(Poets&Quants) — In an unprecedented move for a highly ranked business school, Simon Business School at the University of Rochester announced on Wednesday that it is cutting the total tuition of its full-time, two-year MBA program by 13.6% to $92,000. The lower rate, falling from the $106,440 it is charging students coming into the 2015-2016 academic year, will be effective for MBA candidates entering in the fall of 2016.
The school said it is making the move partly to provide greater transparency of the costs of the MBA to prospective applicants. In recent years, a growing number of business schools have effectively adopted a two-tier pricing model with a “sticker price” and a hidden “discounted price” based on substantial scholarship awards to the best candidates in their applicant pools. Most schools are providing between 20% and 40% overall discounts on tuition via scholarships to students in their MBA programs, though a substantial number of MBAs still pay full freight.
Dean Andrew Ainslie also said he believes that Simon’s tuition costs were higher than the costs for the MBA programs at several peer schools and needed adjustment. “We have all gotten into this habit of upping our prices 3% to 5% a year and then separately being worried about attracting the best students,” he says. “So everybody has been simultaneously raising their scholarship support.”
Simon doles out nearly $5 million annually in scholarship awards to an MBA student enrollment of just over 200, putting the school at the upper end of the range, says Ainslie. Last year, Harvard Business School spent $31.5 million on MBA scholarships, representing 28.6% of its gross tuition receipts. Stanford University’s Graduate School of Business handed out $15.7 million, accounting for 31.0% of its gross tuition. At Harvard, half of all MBA students get discounts, while 52% of the students at Stanford receive rate cuts.
“The real problem is transparency,” believes Ainslie. “All candidates know is the sticker price and we seem to be out of whack with the five schools above us and the five schools below us.” The result, he believes, is that some applicants who might have applied to Simon passed on the school. “Students do this sort of thing,” explains Ainslie. “They go to U.S. News and run their eye down the column and what they are looking for is a combination of three things: where a school is ranked, how much it costs, and what the required GMAT is to apply. We were a little out of whack on on the pricing side.”
The actual cut in tuition at Simon is even larger, on the order of 16.5%, if you take into account the typical 3.5% rise in tuition that would have occurred next year. Such an increase would have brought the cost of an MBA at Simon to $110,165. “We will be a little less generous on scholarships but still will be at the upper level of our peer schools in financial aid,” says Ainslie.
Though applications to the full-time MBA program at Simon were up slightly by about 3% this past year, the dean predicts the price cut will result in a larger applicant pool in the 2015-2016 academic year. “I have a very strong belief that this will help us attract a bigger pool of applicants,” he says. “We believe that prospective students often overlook Simon due to our sticker price despite our strengths in academics, student quality, and career placement.”
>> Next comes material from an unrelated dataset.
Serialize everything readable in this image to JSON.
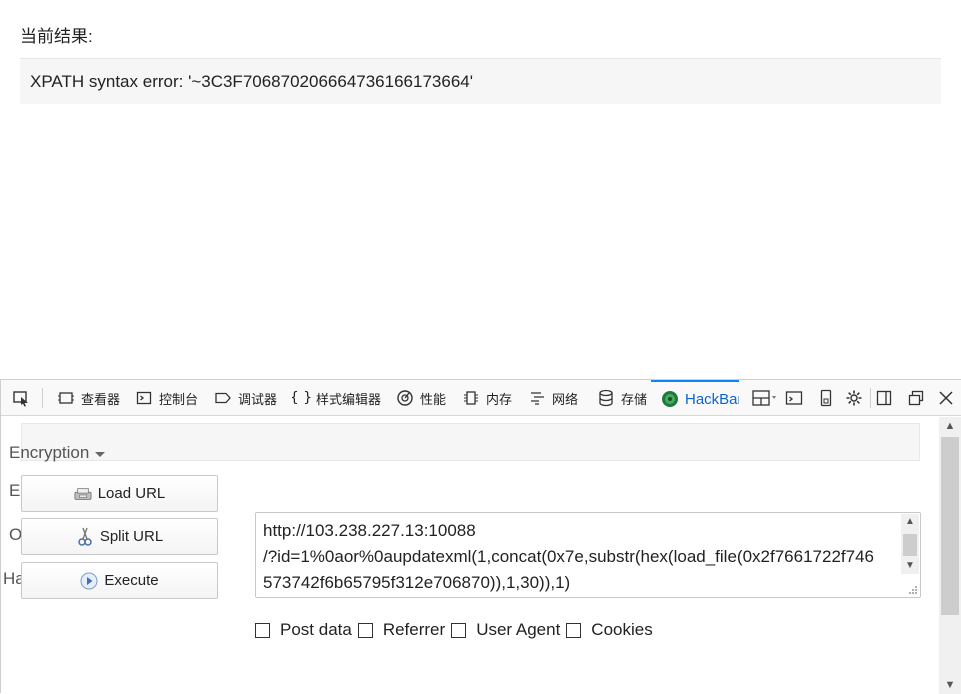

The lower price tag puts Simon more in line with Boston University’s School of Management, which currently charges $94,844 in tuition for its full-time MBA, and Temple University’s Fox School of Business in Philadelphia, where tuition for incoming students is $92,718. Simon’s MBA would be below the University of Maryland’s Smith School, where out-of-state tuition costs $104,760.
Tuition rates can sometimes mislead applicants on the true costs of an MBA. Some schools, for example, leave out many required fees from their posted tuition prices. At Temple University’s Fox School of Business, the listed full tuition for its two-year MBA is currently $92,718. That sum, however, fails to include required global immersion trips in the fall and spring semesters that tack on an extra $9,630, bringing the actual cost of Fox’s program to $102,348.
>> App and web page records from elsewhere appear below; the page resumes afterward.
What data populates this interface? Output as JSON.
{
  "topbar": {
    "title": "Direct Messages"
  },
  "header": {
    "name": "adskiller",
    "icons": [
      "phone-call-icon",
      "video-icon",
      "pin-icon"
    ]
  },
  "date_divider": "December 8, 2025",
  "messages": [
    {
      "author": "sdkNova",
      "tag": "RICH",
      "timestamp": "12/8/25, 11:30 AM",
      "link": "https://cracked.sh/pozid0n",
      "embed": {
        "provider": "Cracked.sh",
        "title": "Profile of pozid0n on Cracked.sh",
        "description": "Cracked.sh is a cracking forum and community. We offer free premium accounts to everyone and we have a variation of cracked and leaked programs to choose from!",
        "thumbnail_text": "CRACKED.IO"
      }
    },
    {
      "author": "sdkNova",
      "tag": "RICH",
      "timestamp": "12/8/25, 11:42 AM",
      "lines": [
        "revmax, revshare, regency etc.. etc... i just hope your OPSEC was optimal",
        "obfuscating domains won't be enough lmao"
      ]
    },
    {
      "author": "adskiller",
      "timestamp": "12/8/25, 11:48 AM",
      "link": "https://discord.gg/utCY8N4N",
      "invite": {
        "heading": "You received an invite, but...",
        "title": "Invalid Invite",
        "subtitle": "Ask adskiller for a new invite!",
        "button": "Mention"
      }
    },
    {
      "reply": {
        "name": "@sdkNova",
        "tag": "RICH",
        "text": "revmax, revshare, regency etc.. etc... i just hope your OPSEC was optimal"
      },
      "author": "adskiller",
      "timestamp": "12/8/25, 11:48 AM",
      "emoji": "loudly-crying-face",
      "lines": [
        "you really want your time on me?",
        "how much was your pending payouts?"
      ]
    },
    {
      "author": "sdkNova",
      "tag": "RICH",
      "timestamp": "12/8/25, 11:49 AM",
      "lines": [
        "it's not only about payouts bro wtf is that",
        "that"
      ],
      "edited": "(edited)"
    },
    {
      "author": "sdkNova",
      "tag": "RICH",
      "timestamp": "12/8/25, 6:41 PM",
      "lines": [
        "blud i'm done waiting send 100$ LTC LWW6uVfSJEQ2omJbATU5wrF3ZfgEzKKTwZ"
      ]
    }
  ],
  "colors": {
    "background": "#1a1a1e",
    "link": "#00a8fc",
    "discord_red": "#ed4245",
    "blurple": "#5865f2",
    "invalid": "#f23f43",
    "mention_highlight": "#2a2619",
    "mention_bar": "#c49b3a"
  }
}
At Penn State’s Smeal College of Business, where the out-of-state tuition seems very reasonable at $76,136 for two years, the additional fees bring the total cost to $89,466, not including room and board. The fees range from a $170 charge for orientation to a $1,850 estimate for the cost of a global immersion trip.
Simon’s Ainslie predicts that the cut will actually be “fairly revenue neutral” for the school. “We are not really changing the average price,” he explains. “We are changing the sticker price. Our level of scholarship support has been so generous that this is like giving everyone a scholarship off the bat of $10,000 each. We are not discounting over all. This is just about being more transparent about our pricing.”
Simon, which is known for teaching an economists’ perspective on markets, says the economists on his faculty are pleased with the move. “This has really piqued their interest,” he adds. “In essence, what I am doing is acting like an economist. You have to look at the market conditions and align to them. Look at the data and make decisions based on the data. That’s exactly what we did here.”
Simon’s full-time MBA program is relatively small, with an incoming class of just 100 students.